A pessimistic attitude about climate change that may have a little more merit might be expressed along these lines: “I know climate change can be gotten under control, I just don’t think policymakers and companies will actually do anything about it.” Or, “Policymakers and companies want to do something, but between the slowness of bureaucracy and the weakness of global governance in general, rapid climate action is too difficult to coordinate.” These are fair observations. According to Nature, six IPCC scientists in ten believe the world will warm 3°C or more above pre-industrial levels by the end of the century. The world is currently on track to warm by 3°C based solely on current trends and policies, so achieving any number larger than 3°C would mean nations renege on their current climate policies.
But the counterargument — that the world will succeed in addressing climate change — is also fair. In fact, progress has been made in this direction already. In the United States, greenhouse gas emissions peaked in 2007, and have come down 12 percent since then. Coal consumption for electricity in the U.S. is down 58% since 2007. Before 2015, the planet was on track to warm by nearly 4°C by 2100. Clean energy and good policy have since brought this projection down to 3°C — and if nations should honor their current climate pledges, the figure could be reduced to as little as 2°C by 2100. Nearly every nation on the planet agreed when signing the Paris Agreement that climate change constitutes a real threat and the world needs to combat it. These numbers suggest that, at the very least, policymakers are aware of climate change, and are willing to work for progress.

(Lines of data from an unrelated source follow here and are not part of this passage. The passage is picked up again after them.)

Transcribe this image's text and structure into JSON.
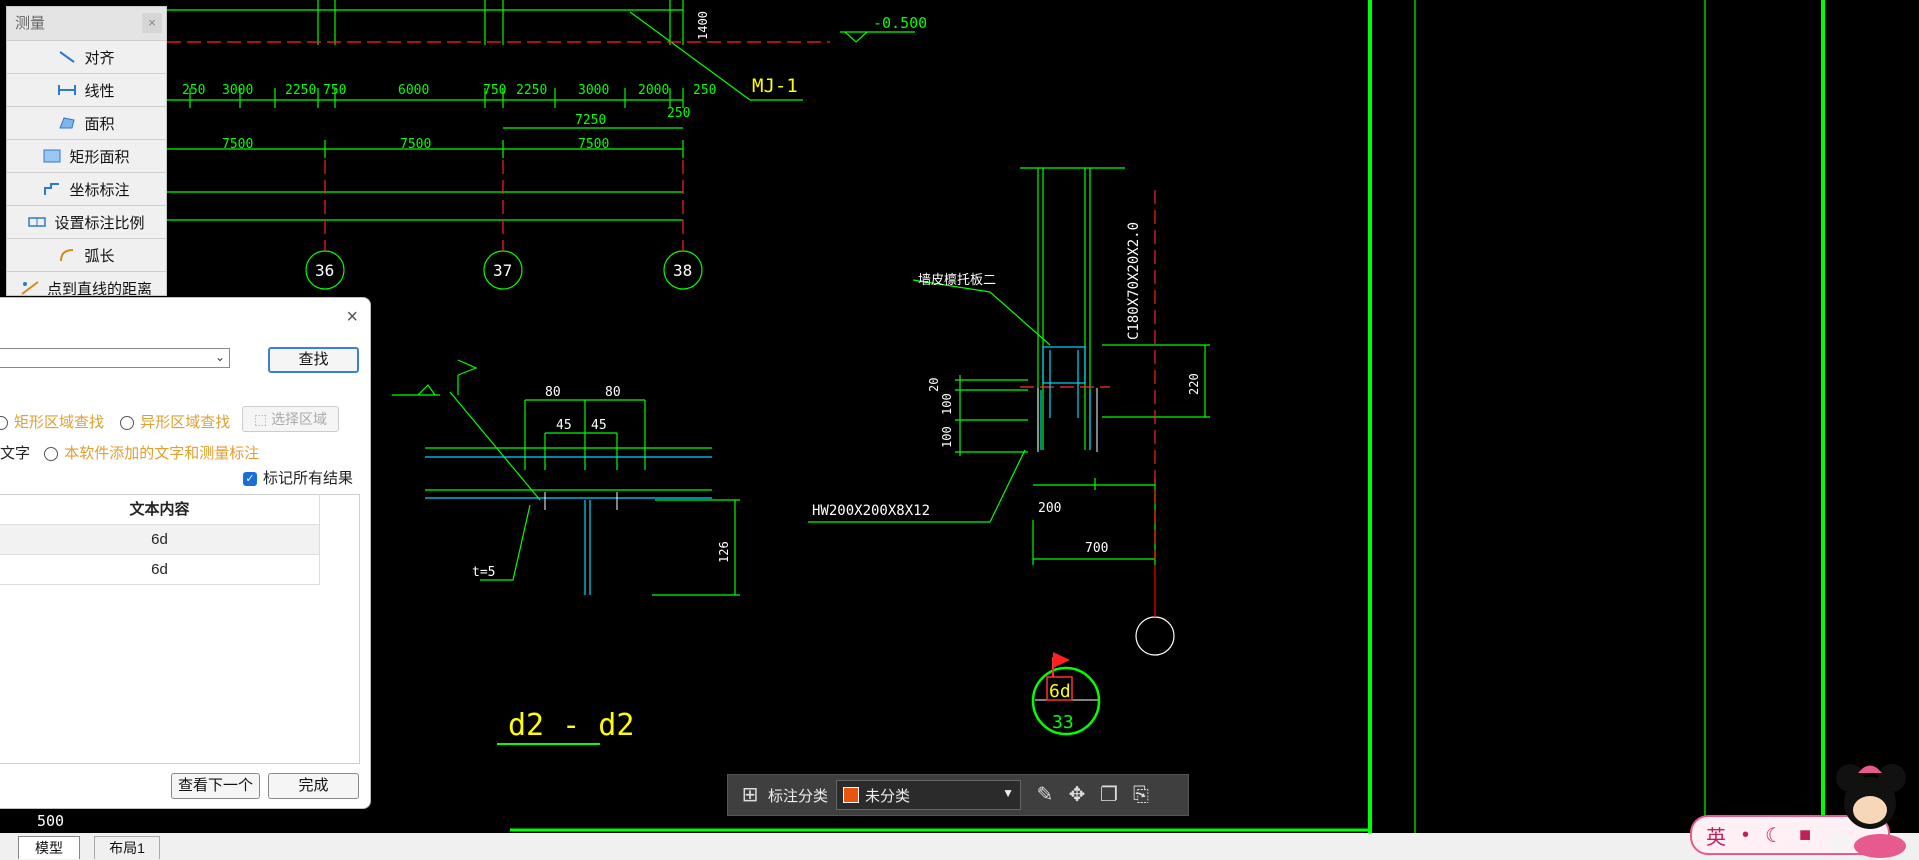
{
  "measure_panel": {
    "title": "测量",
    "close": "×",
    "items": [
      {
        "label": "对齐",
        "icon": "aligned-dimension-icon"
      },
      {
        "label": "线性",
        "icon": "linear-dimension-icon"
      },
      {
        "label": "面积",
        "icon": "area-icon"
      },
      {
        "label": "矩形面积",
        "icon": "rect-area-icon"
      },
      {
        "label": "坐标标注",
        "icon": "coordinate-icon"
      },
      {
        "label": "设置标注比例",
        "icon": "scale-icon"
      },
      {
        "label": "弧长",
        "icon": "arc-length-icon"
      },
      {
        "label": "点到直线的距离",
        "icon": "point-line-distance-icon"
      }
    ]
  },
  "find_dialog": {
    "close": "×",
    "find_button": "查找",
    "rect_region": "矩形区域查找",
    "shape_region": "异形区域查找",
    "select_region": "选择区域",
    "text_option": "文字",
    "software_text_option": "本软件添加的文字和测量标注",
    "mark_all": "标记所有结果",
    "table_header": "文本内容",
    "results": [
      "6d",
      "6d"
    ],
    "next_button": "查看下一个",
    "done_button": "完成"
  },
  "bottom_toolbar": {
    "category_label": "标注分类",
    "category_value": "未分类",
    "category_color": "#e8560e"
  },
  "statusbar": {
    "scale_value": "500",
    "tabs": [
      "模型",
      "布局1"
    ]
  },
  "ime": {
    "lang": "英"
  },
  "drawing": {
    "dims_row1": [
      "250",
      "3000",
      "2250",
      "750",
      "6000",
      "750",
      "2250",
      "3000",
      "2000",
      "250"
    ],
    "dims_row2": [
      "7500",
      "7500",
      "7500"
    ],
    "dim_7250": "7250",
    "dim_250b": "250",
    "dim_1400": "1400",
    "level": "-0.500",
    "mj_label": "MJ-1",
    "axes": [
      "36",
      "37",
      "38"
    ],
    "dim_80a": "80",
    "dim_80b": "80",
    "dim_45a": "45",
    "dim_45b": "45",
    "dim_126": "126",
    "t_label": "t=5",
    "section_title": "d2 - d2",
    "plate_label": "墙皮檩托板二",
    "c_label": "C180X70X20X2.0",
    "hw_label": "HW200X200X8X12",
    "dim_20": "20",
    "dim_100a": "100",
    "dim_100b": "100",
    "dim_220": "220",
    "dim_200": "200",
    "dim_700": "700",
    "marker_top": "6d",
    "marker_bottom": "33"
  }
}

There is good reason to remain hopeful on climate change. If there weren’t, it would be hard to imagine Miranda Wheelan pushing through that difficult Good Morning Britain interview. It would be hard to imagine Peter Kalmus risking his career and ultimately getting arrested in a civil but disruptive demonstration. If there were no better path forward, why would they bother? Activism can inspire hope, and hope can inspire activism. The two go hand in hand.
Climate advocates often are seen on social media exchanging ideas on how to stay happy while working on climate. The dialogue leans toward work-life balance, finding hobbies, and other distractions. I agree these ideas are good. But I also believe it is okay to be happy while working on climate change. It may even be considered a requirement, assuming progress is rooted in hope. According to Dr. Per Espen Stoknes, psychologist and author of What We Think About When We Try Not to Think About Global Warming, feelings of fear and guilt actually can lead to disengagement around climate change.
Is it a dystopian experience to see scientists chaining themselves to buildings in protest, and a Good Morning Britain newscaster repeatedly accusing a young activist of hypocrisy for wearing clothes? Sure. But there is another side to these experiences. They are evidence of sincere and unapologetic hope.